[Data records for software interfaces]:
===============

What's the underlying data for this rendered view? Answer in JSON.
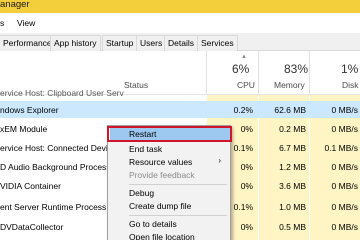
{
  "window": {
    "title": "anager"
  },
  "menu": {
    "items": [
      "s",
      "View"
    ]
  },
  "tabs": [
    "Performance",
    "App history",
    "Startup",
    "Users",
    "Details",
    "Services"
  ],
  "header": {
    "status_label": "Status",
    "cpu": {
      "pct": "6%",
      "label": "CPU"
    },
    "memory": {
      "pct": "83%",
      "label": "Memory"
    },
    "disk": {
      "pct": "1%",
      "label": "Disk"
    }
  },
  "rows": [
    {
      "name": "ervice Host: Clipboard User Serv",
      "cpu": "",
      "mem": "",
      "disk": ""
    },
    {
      "name": "ndows Explorer",
      "cpu": "0.2%",
      "mem": "62.6 MB",
      "disk": "0 MB/s"
    },
    {
      "name": "xEM Module",
      "cpu": "0%",
      "mem": "0.2 MB",
      "disk": "0 MB/s"
    },
    {
      "name": "ervice Host: Connected Device",
      "cpu": "0.1%",
      "mem": "6.7 MB",
      "disk": "0.1 MB/s"
    },
    {
      "name": "D Audio Background Process",
      "cpu": "0%",
      "mem": "1.2 MB",
      "disk": "0 MB/s"
    },
    {
      "name": "VIDIA Container",
      "cpu": "0%",
      "mem": "3.6 MB",
      "disk": "0 MB/s"
    },
    {
      "name": "ent Server Runtime Process",
      "cpu": "0.1%",
      "mem": "1.0 MB",
      "disk": "0 MB/s"
    },
    {
      "name": "DVDataCollector",
      "cpu": "0%",
      "mem": "0.5 MB",
      "disk": "0 MB/s"
    }
  ],
  "context_menu": {
    "restart": "Restart",
    "end_task": "End task",
    "resource_values": "Resource values",
    "provide_feedback": "Provide feedback",
    "debug": "Debug",
    "create_dump": "Create dump file",
    "go_to_details": "Go to details",
    "open_file_location": "Open file location",
    "submenu_arrow": "›"
  }
}
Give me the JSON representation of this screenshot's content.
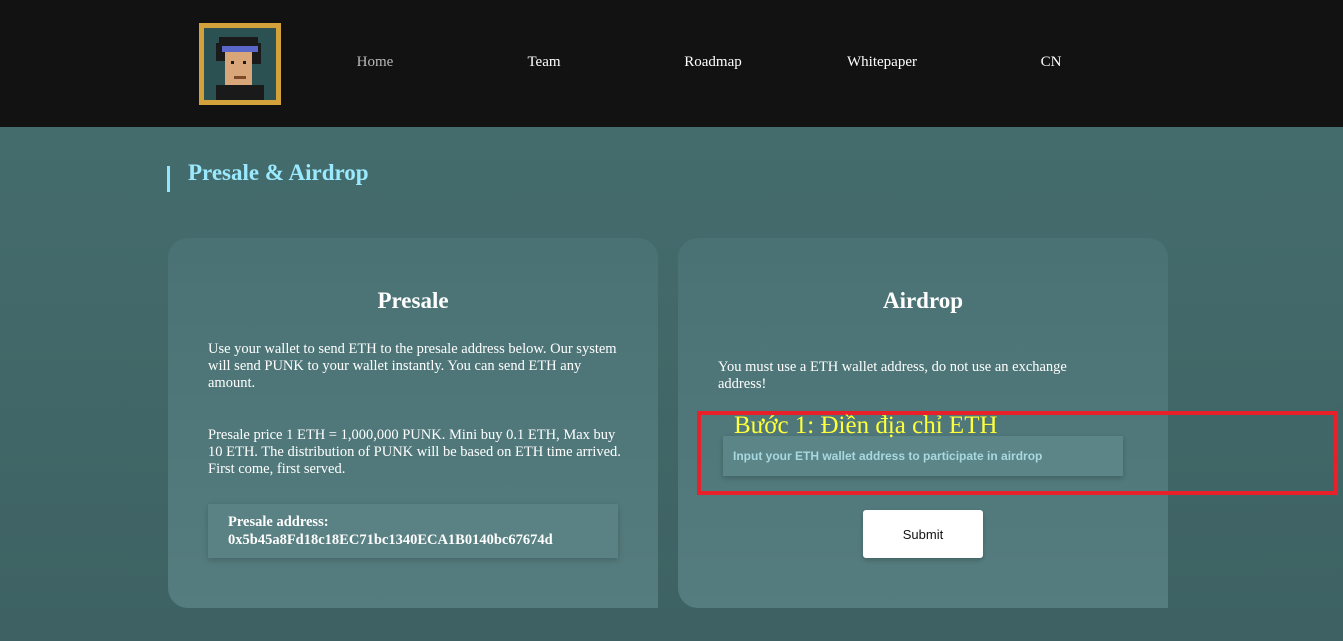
{
  "nav": {
    "items": [
      {
        "label": "Home",
        "active": true
      },
      {
        "label": "Team",
        "active": false
      },
      {
        "label": "Roadmap",
        "active": false
      },
      {
        "label": "Whitepaper",
        "active": false
      },
      {
        "label": "CN",
        "active": false
      }
    ]
  },
  "section": {
    "title": "Presale & Airdrop"
  },
  "presale": {
    "title": "Presale",
    "text1": "Use your wallet to send ETH to the presale address below. Our system will send PUNK to your wallet instantly. You can send ETH any amount.",
    "text2": "Presale price 1 ETH = 1,000,000 PUNK. Mini buy 0.1 ETH, Max buy 10 ETH. The distribution of PUNK will be based on ETH time arrived. First come, first served.",
    "address_label": "Presale address:",
    "address": "0x5b45a8Fd18c18EC71bc1340ECA1B0140bc67674d"
  },
  "airdrop": {
    "title": "Airdrop",
    "text": "You must use a ETH wallet address, do not use an exchange address!",
    "input_placeholder": "Input your ETH wallet address to participate in airdrop",
    "input_value": "",
    "submit_label": "Submit"
  },
  "annotation": {
    "text": "Bước 1: Điền địa chỉ ETH"
  },
  "colors": {
    "accent_title": "#9be9ff",
    "annotation_box": "#e8202a",
    "annotation_text": "#ffff3a",
    "logo_frame": "#d4a23a"
  }
}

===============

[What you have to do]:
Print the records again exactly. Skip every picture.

[Response area]:
What's the underlying data for this rendered view? Answer in JSON.
{
  "window": {
    "title": "anager"
  },
  "menu": {
    "items": [
      "s",
      "View"
    ]
  },
  "tabs": [
    "Performance",
    "App history",
    "Startup",
    "Users",
    "Details",
    "Services"
  ],
  "header": {
    "status_label": "Status",
    "cpu": {
      "pct": "6%",
      "label": "CPU"
    },
    "memory": {
      "pct": "83%",
      "label": "Memory"
    },
    "disk": {
      "pct": "1%",
      "label": "Disk"
    }
  },
  "rows": [
    {
      "name": "ervice Host: Clipboard User Serv",
      "cpu": "",
      "mem": "",
      "disk": ""
    },
    {
      "name": "ndows Explorer",
      "cpu": "0.2%",
      "mem": "62.6 MB",
      "disk": "0 MB/s"
    },
    {
      "name": "xEM Module",
      "cpu": "0%",
      "mem": "0.2 MB",
      "disk": "0 MB/s"
    },
    {
      "name": "ervice Host: Connected Device",
      "cpu": "0.1%",
      "mem": "6.7 MB",
      "disk": "0.1 MB/s"
    },
    {
      "name": "D Audio Background Process",
      "cpu": "0%",
      "mem": "1.2 MB",
      "disk": "0 MB/s"
    },
    {
      "name": "VIDIA Container",
      "cpu": "0%",
      "mem": "3.6 MB",
      "disk": "0 MB/s"
    },
    {
      "name": "ent Server Runtime Process",
      "cpu": "0.1%",
      "mem": "1.0 MB",
      "disk": "0 MB/s"
    },
    {
      "name": "DVDataCollector",
      "cpu": "0%",
      "mem": "0.5 MB",
      "disk": "0 MB/s"
    }
  ],
  "context_menu": {
    "restart": "Restart",
    "end_task": "End task",
    "resource_values": "Resource values",
    "provide_feedback": "Provide feedback",
    "debug": "Debug",
    "create_dump": "Create dump file",
    "go_to_details": "Go to details",
    "open_file_location": "Open file location",
    "submenu_arrow": "›"
  }
}
Give me the JSON representation of this screenshot's content.
{
  "nav": {
    "items": [
      {
        "label": "Home",
        "active": true
      },
      {
        "label": "Team",
        "active": false
      },
      {
        "label": "Roadmap",
        "active": false
      },
      {
        "label": "Whitepaper",
        "active": false
      },
      {
        "label": "CN",
        "active": false
      }
    ]
  },
  "section": {
    "title": "Presale & Airdrop"
  },
  "presale": {
    "title": "Presale",
    "text1": "Use your wallet to send ETH to the presale address below. Our system will send PUNK to your wallet instantly. You can send ETH any amount.",
    "text2": "Presale price 1 ETH = 1,000,000 PUNK. Mini buy 0.1 ETH, Max buy 10 ETH. The distribution of PUNK will be based on ETH time arrived. First come, first served.",
    "address_label": "Presale address:",
    "address": "0x5b45a8Fd18c18EC71bc1340ECA1B0140bc67674d"
  },
  "airdrop": {
    "title": "Airdrop",
    "text": "You must use a ETH wallet address, do not use an exchange address!",
    "input_placeholder": "Input your ETH wallet address to participate in airdrop",
    "input_value": "",
    "submit_label": "Submit"
  },
  "annotation": {
    "text": "Bước 1: Điền địa chỉ ETH"
  },
  "colors": {
    "accent_title": "#9be9ff",
    "annotation_box": "#e8202a",
    "annotation_text": "#ffff3a",
    "logo_frame": "#d4a23a"
  }
}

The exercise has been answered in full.